>> Feb 3, 2016
The Consumer Product Safety Commission (CPSC) is a United States agency whose aim is to protect consumers from unsafe products that can result in injuries or death when used. The CPSC works with companies to help create voluntary industry-specific safety standards and, in some cases, will impose mandatory restrictions when voluntary ones cannot be agreed upon.
As a preventative measure, the CPSC has the authority to ban products altogether if no amount of safety standards would protect the general public from unnecessary injuries. They may also issue recalls to reduce the risk of further injuries when a product is known to be unsafe.
When a Product’s Safety Is Unknown
In some cases, the CPSC may receive enough complaints from consumers that warrantan investigation into the safety of a particular product. When a product’s safety is questionable, the CPSC will conduct a variety of safety tests at their National Product Testing and Evaluation Center in Rockville, Maryland.
The results of these tests will determine what, if any, safety standards the CPSC will set. In January 2016, the CPSC saw a surge in the number of consumer complaints about hoverboards. These boards allow riders to “drive” by using the subtle movement of their torsos, legs, and feet.
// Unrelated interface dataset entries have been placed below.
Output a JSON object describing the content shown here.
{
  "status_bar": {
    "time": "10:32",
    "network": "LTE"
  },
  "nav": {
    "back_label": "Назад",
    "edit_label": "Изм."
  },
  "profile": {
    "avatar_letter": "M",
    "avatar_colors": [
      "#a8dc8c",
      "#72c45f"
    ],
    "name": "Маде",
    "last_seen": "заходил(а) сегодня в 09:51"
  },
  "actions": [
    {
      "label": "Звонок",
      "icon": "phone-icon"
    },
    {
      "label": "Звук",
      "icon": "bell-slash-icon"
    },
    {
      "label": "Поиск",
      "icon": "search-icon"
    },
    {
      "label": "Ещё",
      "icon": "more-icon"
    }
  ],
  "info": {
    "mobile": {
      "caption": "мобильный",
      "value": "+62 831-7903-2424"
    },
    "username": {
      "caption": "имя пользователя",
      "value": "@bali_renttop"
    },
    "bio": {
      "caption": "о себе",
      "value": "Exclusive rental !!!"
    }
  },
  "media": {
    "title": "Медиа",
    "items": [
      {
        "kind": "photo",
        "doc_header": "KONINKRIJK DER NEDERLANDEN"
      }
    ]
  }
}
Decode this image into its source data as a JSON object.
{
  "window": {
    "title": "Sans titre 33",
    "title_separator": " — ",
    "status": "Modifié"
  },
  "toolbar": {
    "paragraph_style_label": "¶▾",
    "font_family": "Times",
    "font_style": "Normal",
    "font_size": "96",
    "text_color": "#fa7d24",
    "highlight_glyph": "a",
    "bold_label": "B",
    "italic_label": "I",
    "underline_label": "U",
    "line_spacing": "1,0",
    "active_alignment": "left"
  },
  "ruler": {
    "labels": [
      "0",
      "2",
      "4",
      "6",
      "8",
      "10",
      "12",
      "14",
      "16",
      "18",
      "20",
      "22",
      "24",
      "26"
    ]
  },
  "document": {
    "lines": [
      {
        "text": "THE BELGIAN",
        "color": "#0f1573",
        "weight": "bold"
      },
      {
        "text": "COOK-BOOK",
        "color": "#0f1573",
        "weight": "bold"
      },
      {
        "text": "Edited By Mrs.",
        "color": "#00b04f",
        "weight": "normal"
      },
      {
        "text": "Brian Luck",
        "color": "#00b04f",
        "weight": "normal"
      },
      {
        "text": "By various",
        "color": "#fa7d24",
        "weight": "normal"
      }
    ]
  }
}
The number of hoverboards that made their way into U.S. households over the holiday season resulted in a huge increase in accidents causing injury, that brought into question the safety of these so-called smartboards.
To date, dozens of indoor and outdoor fires have resulted from the use of hoverboards, or self-balance boards as they are also called. While no one has been seriously injured in these incidents, fires caused by smartboards can lead to serious injuries or even death.
In order to address the public’s concern regarding hoverboards, the CPSC has begun testing the safety of several self-balancing boards including those made or sold by:
· E-Rover Smart Balance Wheel
· One Stop Electronic Inc.
This is just a sample of the approximately one dozen retailers and/or manufacturers the CPSC is actively investigating for safety.
Investigating the Cause of Hoverboard Fires
At this time, the CSPC doesn’t know what is causing hoverboards to burst into flames. However, their investigation has been heavily focused on the lithium-ion battery packs these units use as well as the circuit board that helps operate them. Overheating and ultimately combustion can result in products that use lithium-ion batteries without proper safety designs that prevent them from getting too hot.
Additional Safety Hazards
The CSPC isn’t just concerned about the risk of fire when using hoverboards. They’ve also taken notice of the rise of emergency room visits and serious injuries sustained by consumers when riding the self-balance boards.
As such, the CSPC has broadened the scope of their investigation to include the potential for falls when operating a hoverboard.
What is Being Done to Protect Consumers?
As the CSPC looks into fire and fall risks associated with hoverboards, a number of companies, groups, and agencies are taking a proactive approach to protect consumers. The world’s largest online retailer, Amazon, has voluntarily offered refunds to customers who return self-balance boards purchased through their site.
Colleges and universities are banning hoverboard usage on campus to keep students safe from potential falls and fires that could quickly spread.
A number of government agencies, including the Federal Aviation Administration and U.S. Department of Transportation, are working closely with the CSPC in an attempt to put an end to fire and fall hazards as soon as possible.
Since there are currently no set safety standards for hoverboards, consumers are strongly urged to use caution when riding one. Some things consumers can do to reduce their risk of injury include keeping a working fire extinguisher nearby, wearing protective gear, and keeping away from roadways.